Avent’s customers can usually pick up their plants from his nursery 24 to 48 hours after ordering online. Plants that are shipped require a little extra attention and thus a little more time. That’s because Avent wants to make sure each plant survives the trip and his customers are happy. 

“We have specially designed boxes and inserts to hold the plants safely. There are a lot of things you have to know about boxing plants. The moisture has to be just right. If it’s too dry, the plant arrives dead. If it’s too wet, it can arrive rotted. So moisture is absolutely critical,” Avent said.

Because it requires additional work, Avent’s nursery is one of the few nurseries in America that ship plants worldwide. Before a plant can be shipped overseas, they have to be washed, scrubbed and inspected by the U.S. Department of Agriculture to make sure the plant adheres to each country’s regulations.

“There can’t be any soil, because soil holds pathogens and each country doesn’t want somebody else’s diseases or insects coming in,” Avent explained.
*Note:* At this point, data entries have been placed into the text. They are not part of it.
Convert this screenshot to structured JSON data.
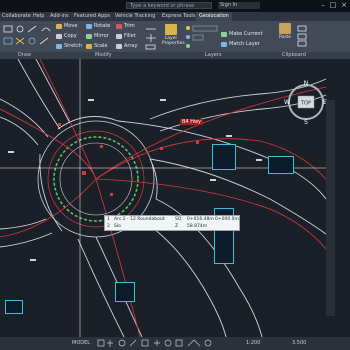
{
  "titlebar": {
    "search_text": "Type a keyword or phrase",
    "user_label": "Sign In",
    "minimize": "–",
    "maximize": "□",
    "close": "×"
  },
  "tabs": [
    {
      "label": "Collaborate"
    },
    {
      "label": "Help"
    },
    {
      "label": "Add-ins"
    },
    {
      "label": "Featured Apps"
    },
    {
      "label": "Vehicle Tracking"
    },
    {
      "label": "Express Tools"
    },
    {
      "label": "Geolocation"
    }
  ],
  "ribbon": {
    "modify_buttons": [
      "Move",
      "Rotate",
      "Trim",
      "Copy",
      "Mirror",
      "Fillet",
      "Stretch",
      "Scale",
      "Array"
    ],
    "layer_buttons": [
      "Layer Properties",
      "Make Current",
      "Match Layer"
    ],
    "paste_label": "Paste",
    "panels": [
      "Draw",
      "Modify",
      "Layers",
      "Clipboard"
    ]
  },
  "viewcube": {
    "top_label": "TOP",
    "north": "N",
    "south": "S",
    "east": "E",
    "west": "W"
  },
  "labels": {
    "red_label": "B4 Hwy",
    "tooltip_row1_num": "1",
    "tooltip_row1_text": "Arc 2 - 12 Roundabout",
    "tooltip_row1_code": "SO",
    "tooltip_row1_val": "0+016.48m",
    "tooltip_row1_val2": "0+000.0m",
    "tooltip_row2_num": "2",
    "tooltip_row2_text": "Slo",
    "tooltip_row2_code": "Z",
    "tooltip_row2_val": "58.874m"
  },
  "status": {
    "model": "MODEL",
    "scale": "1:200",
    "value": "3.500"
  },
  "colors": {
    "canvas": "#1b2028",
    "road_edge": "#cfd5dc",
    "centerline": "#d63b3b",
    "ring": "#5ac45a",
    "label_block": "#32c2d9"
  }
}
“We just had this lovely lady from Italy, she’s 87 years old and a collector of a plant called Aspidistra, or the cast iron plant, reach out to us. We happen to have the largest collection in the world. We recently got an email from her letting us know the plants we shipped are doing great and how wonderful it was, while she was quarantined, to have these plants. To get that feedback from people is really quite incredible.”

Preserving the Future

And Avent’s work is incredible, too. His mail-order nursery actually funds Juniper Level Botanic Garden, a 28-acre research and education garden in Raleigh. Established in 1988, the garden promotes and preserves plant diversity by bridging the gap between botany and horticulture. The garden conducts plant study, identification, educational outreach and global plant exploration. It also selects, breeds and propagates  new and unique perennials to share with plant researchers, botanic gardens and gardeners around the world.

Avent’s mission has always been plant conservation and studying plants. He and his wife thought the best way to preserve that mission after they’re gone is to give Juniper Level to NC State.

“We currently have one of the top five plant collections in the country. There’s a lot of really valuable genetics, many of which may have potential for medicines,” he said. “There are so many opportunities.”

Avent said they have begun the process of setting up an endowment through the North Carolina Agricultural Foundation.

“Once the endowment is full, then we will hire a full-time director and I can fade into the background as our mission continues. This will be a very sustainable venture for the future for NC State.”